Jean Patterson: I think they were. I think that there was so much historical data on these platforms. There was so much data being developed quickly, and the data was being analyzed constantly. So, I think, while it feels rushed, it really wasn't.

As we can see, there were so few adverse reactions, with the exception of maybe these allergic reactions, which were few and far between. I think that it was done appropriately and with the amount of care you would need to make a safe vaccine.

Amanda Balbi: What is your opinion about the adverse outcomes around the current COVID-19 vaccine and its reaction with series allergies?

Jean Patterson: Well, it's obviously a concern. Again, I don't know more than what I read in the newspaper, but both these 2 people in the UK already carried EpiPens with them, which meant they were at risk for anaphylactic shock for some other allergen. Maybe it's shellfish. Maybe it's cats. Any variety of things can cause anaphylactic shock. But for someone who's prone to anaphylaxis, it's a different set of morbidity, and it's one that you have to be very careful with.

My understanding is that anyone getting the shot now is required to stick around for at least 15 minutes and anyone who has had a serious allergic reaction is required to stay around for 30 minutes. The reason you carry an EpiPen is that it can be administered immediately, and it's very effective at blocking an anaphylactic reaction. Most people give it to themselves if they feel the reaction coming on.

And so, I think that this was not unanticipated. It certainly was expected. And we see it with almost all vaccines.

Amanda Balbi: Do you think the vaccine would reduce the transmission of COVID-19 or prevent serious illness?

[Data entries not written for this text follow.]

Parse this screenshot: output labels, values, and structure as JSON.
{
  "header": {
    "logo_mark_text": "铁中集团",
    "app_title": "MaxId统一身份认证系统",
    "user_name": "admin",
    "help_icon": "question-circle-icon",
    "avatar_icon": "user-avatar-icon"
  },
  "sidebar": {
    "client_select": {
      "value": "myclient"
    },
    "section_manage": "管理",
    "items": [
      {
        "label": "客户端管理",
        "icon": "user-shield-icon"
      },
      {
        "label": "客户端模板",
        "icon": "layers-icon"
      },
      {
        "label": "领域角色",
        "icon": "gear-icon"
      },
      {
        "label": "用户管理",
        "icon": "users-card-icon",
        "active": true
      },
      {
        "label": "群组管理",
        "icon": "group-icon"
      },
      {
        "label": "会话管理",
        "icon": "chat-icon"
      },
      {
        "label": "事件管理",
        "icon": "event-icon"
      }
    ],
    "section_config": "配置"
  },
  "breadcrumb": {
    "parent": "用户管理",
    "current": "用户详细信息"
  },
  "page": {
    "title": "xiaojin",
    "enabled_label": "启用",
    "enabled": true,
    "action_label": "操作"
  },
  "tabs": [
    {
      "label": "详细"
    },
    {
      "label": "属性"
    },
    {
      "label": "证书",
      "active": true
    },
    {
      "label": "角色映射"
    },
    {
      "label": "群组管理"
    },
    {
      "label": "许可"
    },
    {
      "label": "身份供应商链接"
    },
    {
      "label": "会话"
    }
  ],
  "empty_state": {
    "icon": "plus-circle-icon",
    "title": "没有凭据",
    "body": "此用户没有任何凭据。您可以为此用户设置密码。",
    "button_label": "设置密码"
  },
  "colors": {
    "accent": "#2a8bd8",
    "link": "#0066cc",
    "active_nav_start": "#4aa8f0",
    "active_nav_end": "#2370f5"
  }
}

Jean Patterson: When the clinicians were monitoring the effects of the vaccine, what they were looking for was disease. Again, they didn’t want to do it with people coming into the clinic. They did it by a lot of remote monitoring and reports. So, they asked, “Have you had a fever today? Have you had a runny nose? Have you had chills? Have you had breathing difficulties?” And so, the read-out for the efficacy of this vaccine was “Are people showing symptoms?”

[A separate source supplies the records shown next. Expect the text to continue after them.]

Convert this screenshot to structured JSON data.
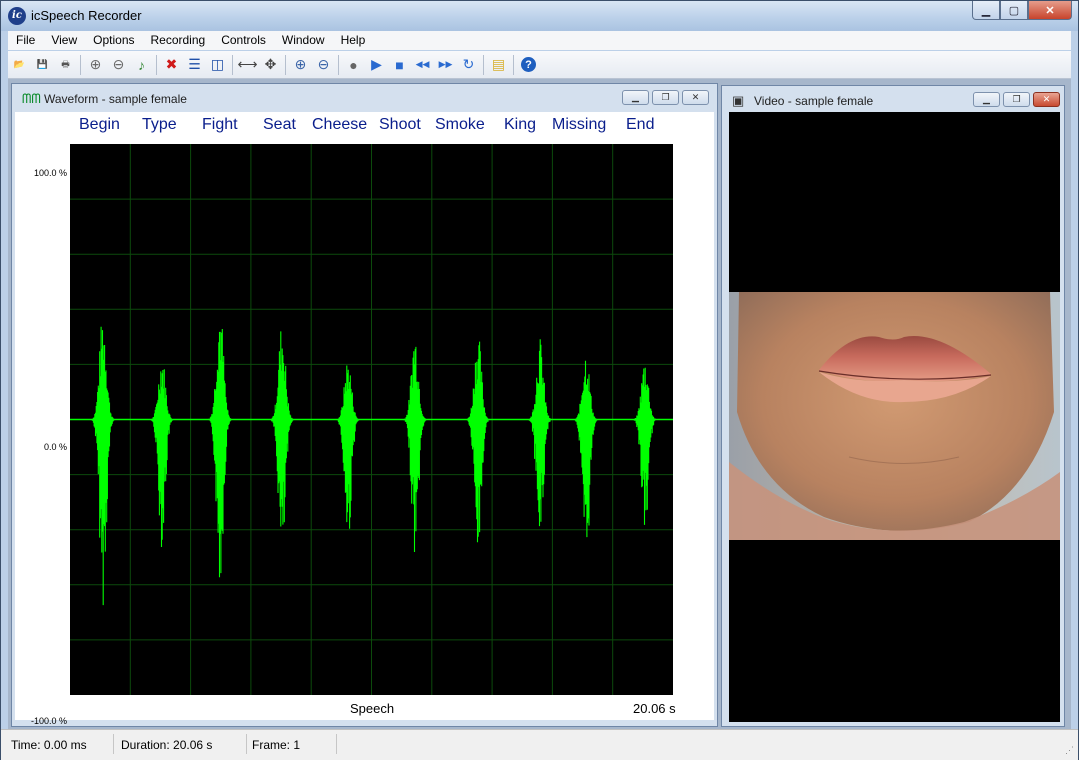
{
  "app": {
    "title": "icSpeech Recorder",
    "icon_text": "ic"
  },
  "menu": [
    "File",
    "View",
    "Options",
    "Recording",
    "Controls",
    "Window",
    "Help"
  ],
  "toolbar_icons": [
    "open-folder-icon",
    "save-icon",
    "print-icon",
    "sep",
    "add-clip-icon",
    "remove-clip-icon",
    "add-audio-icon",
    "sep",
    "delete-icon",
    "split-horizontal-icon",
    "split-vertical-icon",
    "sep",
    "fit-width-icon",
    "move-icon",
    "sep",
    "zoom-in-icon",
    "zoom-out-icon",
    "sep",
    "record-icon",
    "play-icon",
    "stop-icon",
    "rewind-icon",
    "fast-forward-icon",
    "loop-icon",
    "sep",
    "notes-icon",
    "sep",
    "help-icon"
  ],
  "waveform_window": {
    "title": "Waveform - sample female",
    "words": [
      "Begin",
      "Type",
      "Fight",
      "Seat",
      "Cheese",
      "Shoot",
      "Smoke",
      "King",
      "Missing",
      "End"
    ],
    "y_labels": {
      "top": "100.0 %",
      "mid": "0.0 %",
      "bottom": "-100.0 %"
    },
    "track_label": "Speech",
    "duration_label": "20.06 s"
  },
  "video_window": {
    "title": "Video - sample female"
  },
  "status": {
    "time": "Time: 0.00 ms",
    "duration": "Duration: 20.06 s",
    "frame": "Frame: 1"
  },
  "colors": {
    "waveform": "#00ff00",
    "grid": "#0c4a0c",
    "word_label": "#0a1e8c"
  },
  "chart_data": {
    "type": "line",
    "categories": [
      "Begin",
      "Type",
      "Fight",
      "Seat",
      "Cheese",
      "Shoot",
      "Smoke",
      "King",
      "Missing",
      "End"
    ],
    "ylabel_ticks": [
      "100.0 %",
      "0.0 %",
      "-100.0 %"
    ],
    "ylim": [
      -100,
      100
    ],
    "peaks_percent": [
      {
        "word": "Begin",
        "up": 40,
        "down": 68
      },
      {
        "word": "Type",
        "up": 24,
        "down": 47
      },
      {
        "word": "Fight",
        "up": 43,
        "down": 61
      },
      {
        "word": "Seat",
        "up": 36,
        "down": 54
      },
      {
        "word": "Cheese",
        "up": 23,
        "down": 46
      },
      {
        "word": "Shoot",
        "up": 33,
        "down": 50
      },
      {
        "word": "Smoke",
        "up": 32,
        "down": 51
      },
      {
        "word": "King",
        "up": 30,
        "down": 47
      },
      {
        "word": "Missing",
        "up": 26,
        "down": 57
      },
      {
        "word": "End",
        "up": 23,
        "down": 43
      }
    ],
    "x_end": "20.06 s",
    "grid": true
  }
}
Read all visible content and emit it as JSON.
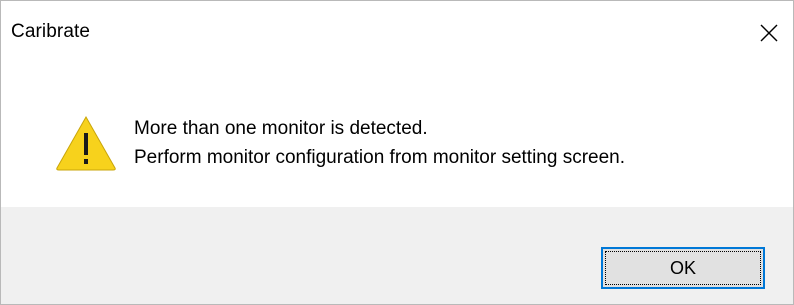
{
  "window": {
    "title": "Caribrate",
    "close_icon": "close-icon"
  },
  "message": {
    "icon": "warning-icon",
    "line1": "More than one monitor is detected.",
    "line2": "Perform monitor configuration from monitor setting screen."
  },
  "buttons": {
    "ok_label": "OK"
  },
  "colors": {
    "warning_fill": "#f7d21c",
    "focus_border": "#0078d7",
    "footer_bg": "#f0f0f0"
  }
}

The read-out was not “Have you been blocked from getting infected?” That take a lot more laboratory work and would’ve required a lot more time, when in fact, with all diseases, we don’t care about the virus; we care about the disease. So, the vaccine was being monitored and the read-out was to determine whether the vaccine is preventing disease.

But it doesn’t say is whether it was sterile immunity. These people had absolutely no viral infection. Sterile immunity is difficult to get, even in the best of vaccines. That’s something that needs to be looked at very carefully to prove that you’ve completely blocked infection.

So, now the question is, “Does it block transmission? Can you still transmit it? Did you get a small amount of virus, but your immune system was able to kick in fast enough that you prevented disease, but were you still able to spread it?” And that we don’t know.

That will be determined relatively soon as people start looking at these people to see if people in their households get sick. Now they’ll probably do a subset to see if people are actively shedding virus after the vaccine. That takes a lot of time and actually puts the volunteers more at risk.

So, the best thing to do is just find out whether these vaccines prevent what we’re concerned about. What we’re concerned about is people getting very sick. That’s what they look for, and that’s what they determined the vaccines were proven to be effective against.

Again, the speed with which this was done, I think it was done with this in mind: the faster we do the trial, the more likely we're going to save lives. And while these people were being vaccinated in the trials, they were saving lives. Clearly, the vaccine was saving lives. So, this was a monumental task. It's a moonshot, and we're just fortunate that there's been so much basic science funded and developed in this country that allowed us to step in and make this happen.

Amanda Balbi: Thank you so much for joining me today and answering all my questions.

Jean Patterson: Well, you're very welcome. Thanks for having me and I hope that I provided some important information and that people will get ready to take the vaccine.